But we are conditioned to think, and to believe, that every effect has a cause that brings it about. How, therefore, can we imagine that a fluctuation within a quantum vacuum can come about spontaneously and causelessly? And if there exists such a thing as laws which govern even quantum fluctuations, to say nothing of inflations, surely it is a legitimate question to ask, where do these laws come from?

So far at least, it seems to me that everything our greatest scientists have done has merely wound up backing up the basic question of where “all this” comes from. In other words, if the original question was, what came before (i.e., what “caused”) the Big Bang, and if we now theorize that it could have been the fluctuation of quantum particles in an inflation, then the question bumps back, and we have to ask, where do quantum particles, and the laws that govern them, come from? Right now, it is posited that they come from nothing. But can “something” really come from nothing? The old mathematical question remains: how do we get from 0 to 1, from nothingness to somethingness?

Many, but not all, scientists hesitate to posit a Divine Spirit, an Infinite Intelligence, if you will. If this is the case, however, in other words, if such a concept does exist, what it surely cannot mean is anything like the God that most of us were raised to believe in. Such a God, with his likes and dislikes, and his favorites and his not-so-favorites, his anger and his appeasement, his concept of sin and redemption, all this gets jumbled up in our minds with our own human needs, our desires, and especially our fears. God (to use that word only as a kind of short hand) must surely be so far beyond such concepts of ordinary human understanding that all we normally can do is catch glimpses of him. We see parts, while The Whole is beyond our everyday range of vision. And the very least that must be said is that such a Divine Spirit would never confine himself to speaking only from the voice of, let us say, a power-hungry politician-pope, or the fear-filled raging of some ignorant preacher, condemning sinners to the fires of an everlasting hell.

No, the universe is and must be far grander than that. There can be little doubt that, whatever it may be, it is light years away from anything that we can conceive of. It is filled with mystery and magnificence and unimaginable beauty. Dark matter, dark energy, swirling galaxies, exploding supernovae, human abilities to think and create and wonder at what is beyond, and below, and within, all this forms merely part of what is meant only by our own universe. And what of other universes, which by definition more or less defy our abilities to imagine what they could be like?

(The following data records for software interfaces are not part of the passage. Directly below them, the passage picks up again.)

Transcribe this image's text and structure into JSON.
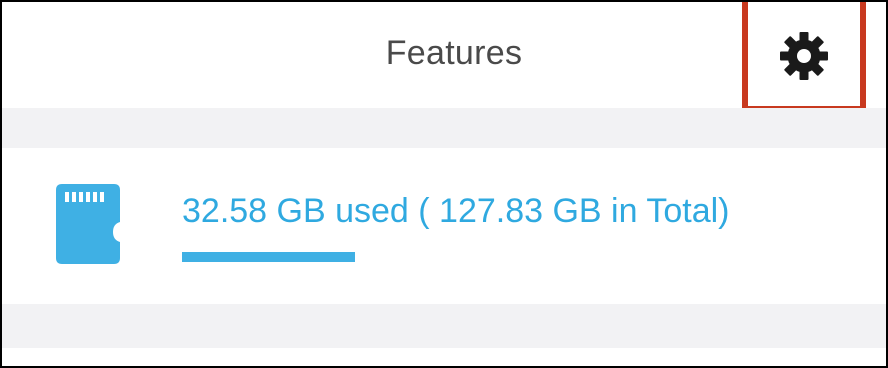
{
  "header": {
    "title": "Features",
    "settings_icon": "gear-icon"
  },
  "storage": {
    "icon": "sd-card-icon",
    "label": "32.58 GB used ( 127.83 GB in Total)",
    "used_gb": 32.58,
    "total_gb": 127.83,
    "used_fraction": 0.2549
  },
  "colors": {
    "accent": "#2fa9e0",
    "highlight_box": "#c8391f",
    "section_gray": "#f2f2f4",
    "title_text": "#4a4a4a"
  }
}
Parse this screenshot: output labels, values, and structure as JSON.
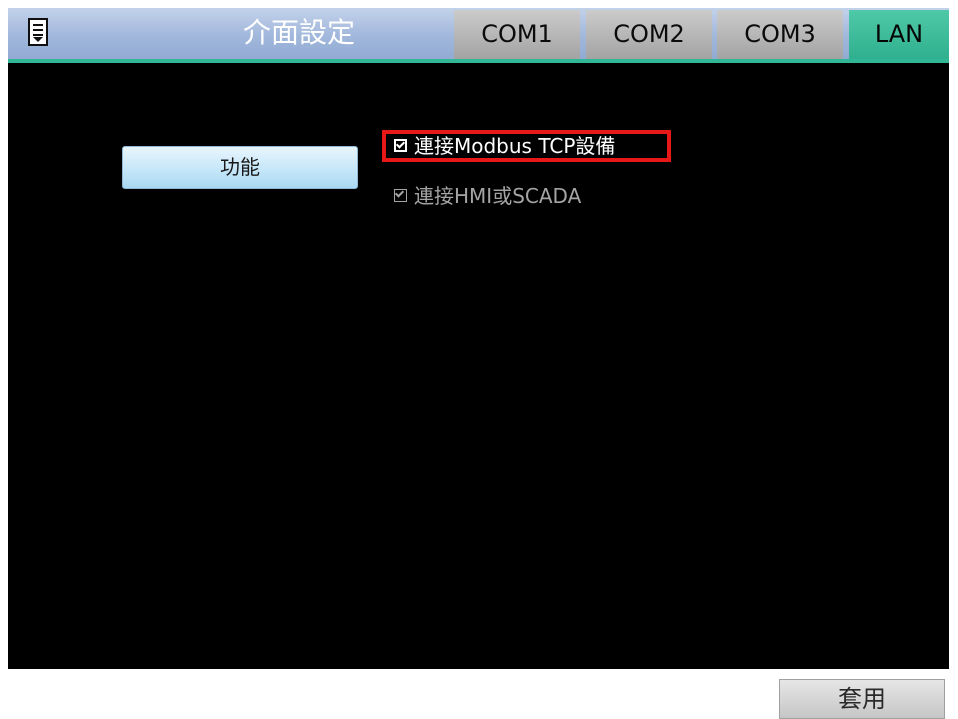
{
  "header": {
    "menu_icon": "menu-list-icon",
    "title": "介面設定",
    "tabs": [
      {
        "label": "COM1",
        "active": false
      },
      {
        "label": "COM2",
        "active": false
      },
      {
        "label": "COM3",
        "active": false
      },
      {
        "label": "LAN",
        "active": true
      }
    ],
    "accent_color": "#32b796"
  },
  "main": {
    "function_button_label": "功能",
    "options": [
      {
        "label": "連接Modbus TCP設備",
        "checked": true,
        "highlighted": true,
        "highlight_color": "#e81818"
      },
      {
        "label": "連接HMI或SCADA",
        "checked": true,
        "highlighted": false,
        "disabled_look": true
      }
    ]
  },
  "footer": {
    "apply_label": "套用"
  }
}
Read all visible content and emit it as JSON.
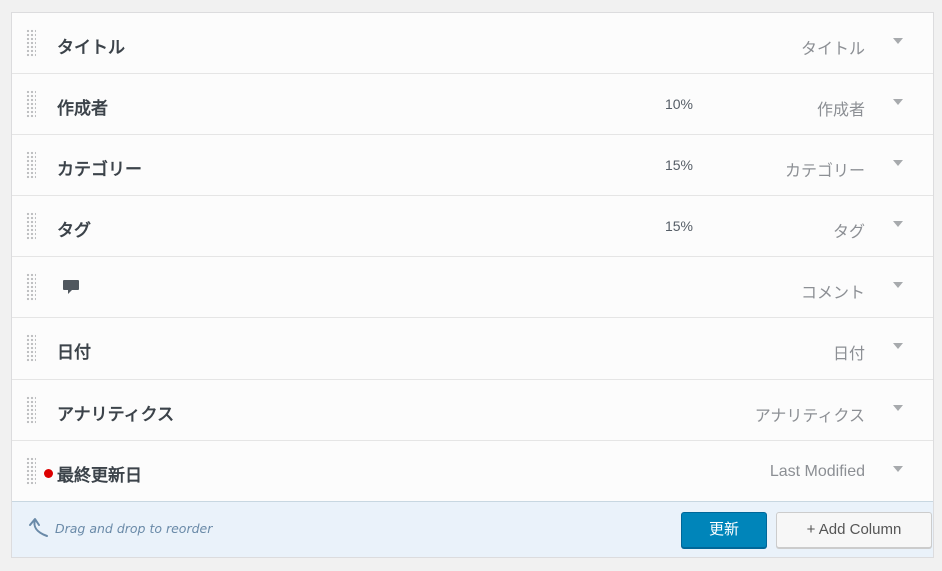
{
  "columns": [
    {
      "label": "タイトル",
      "width": "",
      "type": "タイトル"
    },
    {
      "label": "作成者",
      "width": "10%",
      "type": "作成者"
    },
    {
      "label": "カテゴリー",
      "width": "15%",
      "type": "カテゴリー"
    },
    {
      "label": "タグ",
      "width": "15%",
      "type": "タグ"
    },
    {
      "label": "",
      "icon": "comment-icon",
      "width": "",
      "type": "コメント"
    },
    {
      "label": "日付",
      "width": "",
      "type": "日付"
    },
    {
      "label": "アナリティクス",
      "width": "",
      "type": "アナリティクス"
    },
    {
      "label": "最終更新日",
      "width": "",
      "type": "Last Modified",
      "indicator_color": "#dd0000"
    }
  ],
  "footer": {
    "hint": "Drag and drop to reorder",
    "update_label": "更新",
    "add_column_label": "+ Add Column"
  },
  "colors": {
    "primary_button": "#0085ba",
    "footer_bg": "#eaf2fa"
  }
}
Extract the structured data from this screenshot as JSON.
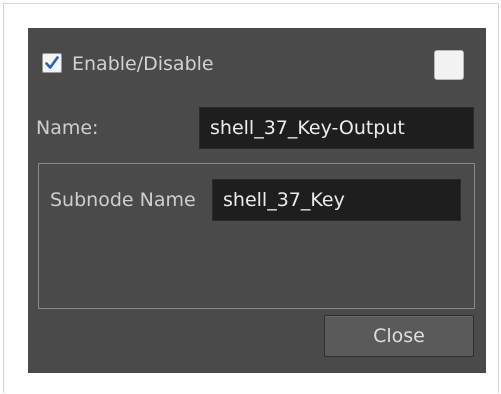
{
  "dialog": {
    "enable_checkbox": {
      "label": "Enable/Disable",
      "checked": true
    },
    "color_swatch": {
      "color": "#f2f2f2"
    },
    "name": {
      "label": "Name:",
      "value": "shell_37_Key-Output"
    },
    "subnode": {
      "label": "Subnode Name",
      "value": "shell_37_Key"
    },
    "close_label": "Close"
  },
  "colors": {
    "dialog_background": "#4a4a4a",
    "field_background": "#1e1e1e",
    "checkmark": "#2d5fb0"
  }
}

These are the things that should capture our fancy and our imagination. These are the questions which ought to occupy our spirit and our intellects. These, surely, are topics that must fascinate our minds, not only as we turn one hundred, but indeed all the days we are privileged to lead our lives in this magical and fascinating world, always and forever beyond our final understanding.